Kerry Washington Is Glamour Magazine’s May Cover Girl!

Scandal star, Kerry Washington is rocking Valentino on the newest cover of Glamour magazine which hits newsstands on April 11th.

Now, I think we can all agree that Kerry is beyond beautiful and there is just something about her that makes you want to be in her presence. During last week’s Paley Fest where the entire cast of Scandal was celebrating it’s upcoming 100th episode, each cast member literally gushed about how amazing Kerry is. Not just as an actress, but as a friend, a mother, and a role model! It honestly made me love this woman even more.

In the new issue of Glamour, check out what Kerry said about attending the Women’s March, her character Olivia Pope handling race and much more…

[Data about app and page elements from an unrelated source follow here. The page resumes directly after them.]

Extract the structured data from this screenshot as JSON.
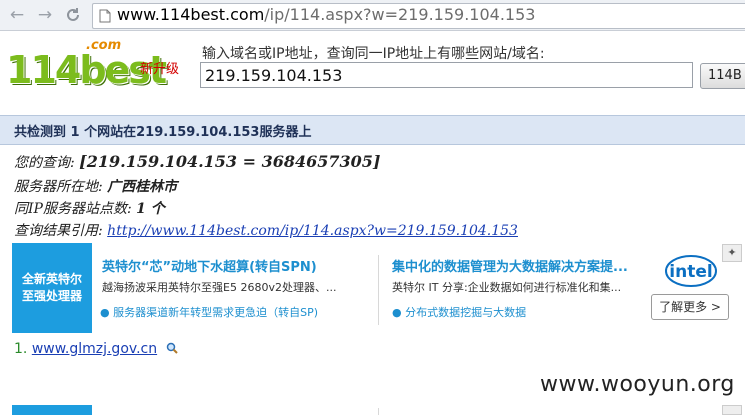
{
  "browser": {
    "url_host": "www.114best.com",
    "url_rest": "/ip/114.aspx?w=219.159.104.153",
    "icons": [
      "back-icon",
      "forward-icon",
      "reload-icon",
      "page-icon"
    ]
  },
  "header": {
    "logo_main": "114best",
    "logo_com": ".com",
    "upgrade_badge": "新升级",
    "prompt": "输入域名或IP地址，查询同一IP地址上有哪些网站/域名:",
    "query_value": "219.159.104.153",
    "query_button": "114B"
  },
  "result": {
    "title": "共检测到 1 个网站在219.159.104.153服务器上",
    "query_label": "您的查询: ",
    "query_text": "[219.159.104.153 = 3684657305]",
    "location_label": "服务器所在地: ",
    "location_value": "广西桂林市",
    "count_label": "同IP服务器站点数: ",
    "count_value": "1 个",
    "cite_label": "查询结果引用: ",
    "cite_link": "http://www.114best.com/ip/114.aspx?w=219.159.104.153",
    "sites": [
      {
        "num": "1.",
        "domain": "www.glmzj.gov.cn",
        "icon": "magnifier-icon"
      }
    ]
  },
  "ad": {
    "side_line1": "全新英特尔",
    "side_line2": "至强处理器",
    "left": {
      "title": "英特尔“芯”动地下水超算(转自SPN)",
      "desc": "越海扬波采用英特尔至强E5 2680v2处理器、...",
      "link": "服务器渠道新年转型需求更急迫（转自SP)"
    },
    "right": {
      "title": "集中化的数据管理为大数据解决方案提...",
      "desc": "英特尔 IT 分享:企业数据如何进行标准化和集...",
      "link": "分布式数据挖掘与大数据"
    },
    "intel_logo": "intel",
    "more_button": "了解更多 >",
    "colors": {
      "accent": "#1d9ddf",
      "title": "#1d8fcf"
    }
  },
  "watermark": "www.wooyun.org"
}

On how much longer she wants to do Scandal: “It’s not really up to me. It’s up to Shonda [Rhimes, Scandal’s creator] and to the network. Shonda has said from the beginning that she kind of knows how it ends. So I’m trusting her to guide the arc. It’s also important for me to do other work—and playing Olivia gave me the opportunity to become a producer. The charge of my production company, Simpson Street, is to tell stories that are about people, places, and situations that may not always be considered by the mainstream. Inclusivity is not about, you know, creating a world where straight white men have no voice; it’s about creating a world where we all have a voice. So I’m excited to start that new journey, as a producer.”

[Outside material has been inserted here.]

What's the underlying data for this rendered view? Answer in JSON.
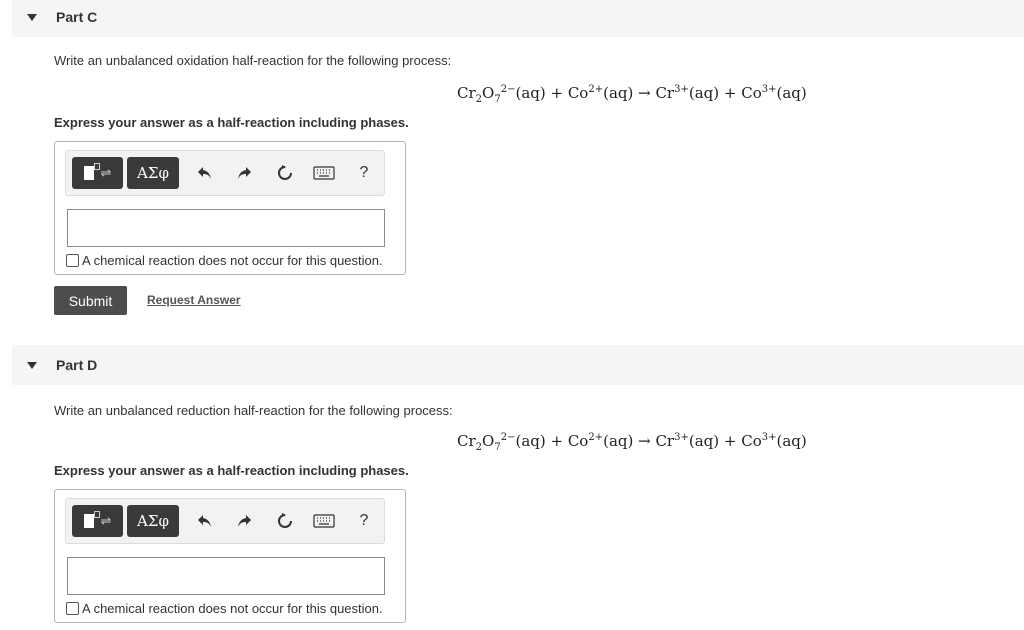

On how Scandal handles race: “In the first season it was as if Olivia Pope was raceless. There was no denying that Olivia was a black woman, because I’m a black woman, playing her in badass white trench coats that call to attention the fact that I’m not looking like anybody else on television. But we didn’t talk about her identity as a black person. [Since then] the writers have become more and more willing to deal with race. When Olivia was kidnapped, it was not lost on me that the fictional president of the United States was willing to go to war to save one black woman at a time when hundreds of black women were missing in Nigeria and we were begging the world to pay attention. Shonda was saying, ‘The life of a black woman matters.’ With her dad—he is trying to instill in her this generational learning about what it means to be a person of color in the United States. And Olivia is at odds with balancing the truth of his understanding with her ability to achieve things he was never able to.”

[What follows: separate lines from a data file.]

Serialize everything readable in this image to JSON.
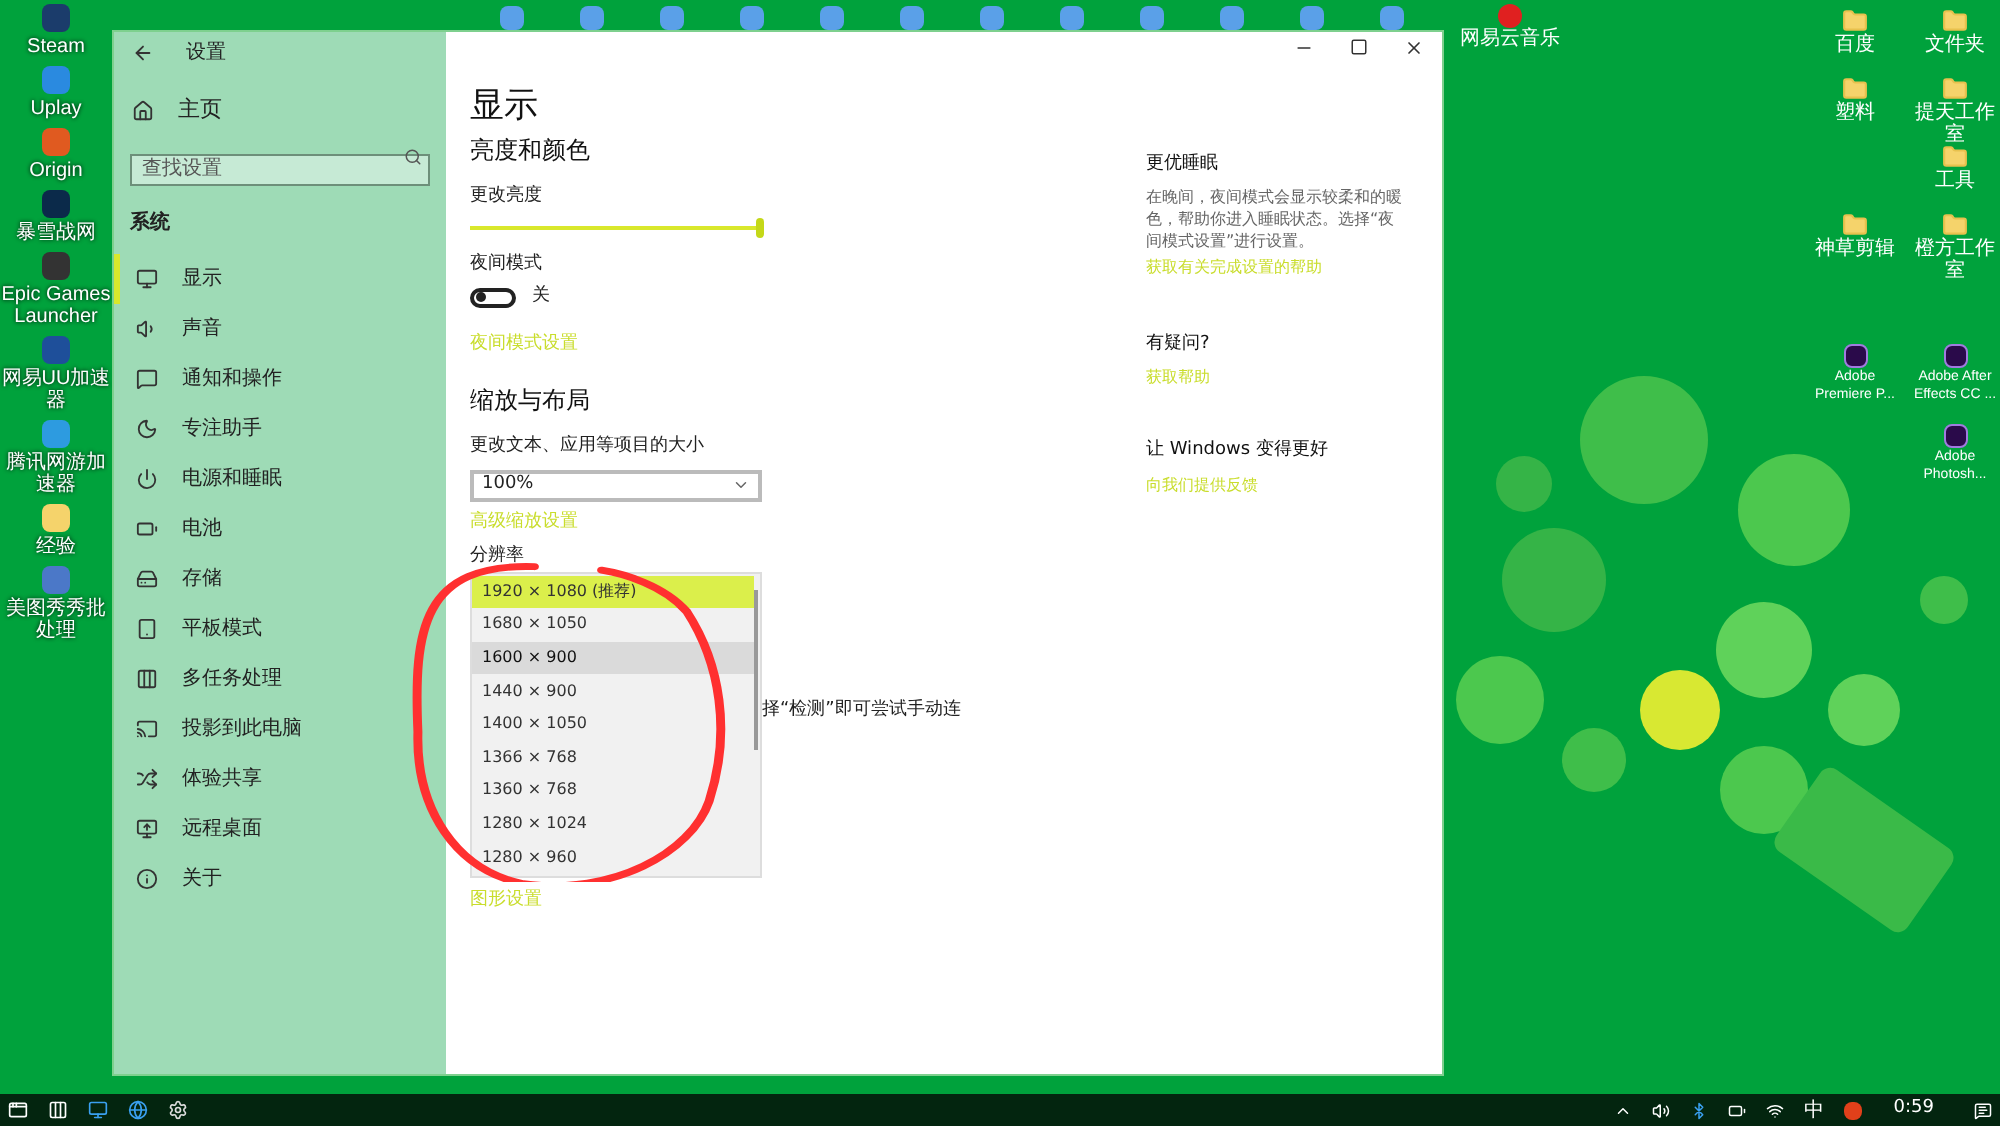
{
  "desktop": {
    "left_icons": [
      {
        "label": "Steam"
      },
      {
        "label": "Uplay"
      },
      {
        "label": "Origin"
      },
      {
        "label": "暴雪战网"
      },
      {
        "label": "Epic Games Launcher"
      },
      {
        "label": "网易UU加速器"
      },
      {
        "label": "腾讯网游加速器"
      },
      {
        "label": "经验"
      },
      {
        "label": "美图秀秀批处理"
      }
    ],
    "right_icons": [
      {
        "label": "百度"
      },
      {
        "label": "文件夹"
      },
      {
        "label": "塑料"
      },
      {
        "label": "提天工作室"
      },
      {
        "label": "工具"
      },
      {
        "label": "神草剪辑"
      },
      {
        "label": "橙方工作室"
      }
    ],
    "adobe_icons": [
      {
        "label": "Adobe Premiere P..."
      },
      {
        "label": "Adobe After Effects CC ..."
      },
      {
        "label": "Adobe Photosh..."
      }
    ],
    "top_icon_label": "网易云音乐"
  },
  "window": {
    "title": "设置",
    "sidebar": {
      "home": "主页",
      "search": {
        "placeholder": "查找设置"
      },
      "section": "系统",
      "items": [
        {
          "label": "显示",
          "selected": true
        },
        {
          "label": "声音",
          "selected": false
        },
        {
          "label": "通知和操作",
          "selected": false
        },
        {
          "label": "专注助手",
          "selected": false
        },
        {
          "label": "电源和睡眠",
          "selected": false
        },
        {
          "label": "电池",
          "selected": false
        },
        {
          "label": "存储",
          "selected": false
        },
        {
          "label": "平板模式",
          "selected": false
        },
        {
          "label": "多任务处理",
          "selected": false
        },
        {
          "label": "投影到此电脑",
          "selected": false
        },
        {
          "label": "体验共享",
          "selected": false
        },
        {
          "label": "远程桌面",
          "selected": false
        },
        {
          "label": "关于",
          "selected": false
        }
      ]
    },
    "main": {
      "heading": "显示",
      "brightness_section": "亮度和颜色",
      "brightness_label": "更改亮度",
      "brightness": {
        "level": 0.99
      },
      "night_label": "夜间模式",
      "night_toggle": {
        "on": false,
        "state_text": "关"
      },
      "night_link": "夜间模式设置",
      "scale_section": "缩放与布局",
      "scale_label": "更改文本、应用等项目的大小",
      "scale_select": {
        "value": "100%"
      },
      "scale_link": "高级缩放设置",
      "resolution_label": "分辨率",
      "resolution_options": [
        {
          "label": "1920 × 1080 (推荐)",
          "selected": true,
          "hovered": false
        },
        {
          "label": "1680 × 1050",
          "selected": false,
          "hovered": false
        },
        {
          "label": "1600 × 900",
          "selected": false,
          "hovered": true
        },
        {
          "label": "1440 × 900",
          "selected": false,
          "hovered": false
        },
        {
          "label": "1400 × 1050",
          "selected": false,
          "hovered": false
        },
        {
          "label": "1366 × 768",
          "selected": false,
          "hovered": false
        },
        {
          "label": "1360 × 768",
          "selected": false,
          "hovered": false
        },
        {
          "label": "1280 × 1024",
          "selected": false,
          "hovered": false
        },
        {
          "label": "1280 × 960",
          "selected": false,
          "hovered": false
        }
      ],
      "hidden_text": "择“检测”即可尝试手动连",
      "graphics_link": "图形设置"
    },
    "aside": {
      "sleep_title": "更优睡眠",
      "sleep_text": "在晚间，夜间模式会显示较柔和的暖色，帮助你进入睡眠状态。选择“夜间模式设置”进行设置。",
      "sleep_link": "获取有关完成设置的帮助",
      "question_title": "有疑问?",
      "help_link": "获取帮助",
      "feedback_title": "让 Windows 变得更好",
      "feedback_link": "向我们提供反馈"
    }
  },
  "taskbar": {
    "ime": "中",
    "time": "0:59"
  }
}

On how this time in history has changed her as an artist: “I’m not sure how it’s changing me yet. That idea of holding each other’s hands at the Women’s March—it feels like we are being invited to do that every day. So many of us are feeling attacked, whether it’s a woman’s right to choose or headstones in a Jewish cemetery, immigrants being deported or banned. So many of us feel the need to protect and defend our democracy. And march toward the dream of being ‘We the people.’ So that’s exciting, scary, and frustrating. We’re awake. We are awake more than ever before, and we have to stay awake.… Can I say one more thing? For democracy to work, everybody has to have a voice. It’s not about demonizing other voices. It’s important that there be real conversations across the aisle. There are people on the opposite end of the political spectrum who think that I’m part of a left-wing propaganda machine. It makes me sad that people would think that, because I believe for democracy to work, there has to be diversity of thought.”

Post Author: CourtneyOMG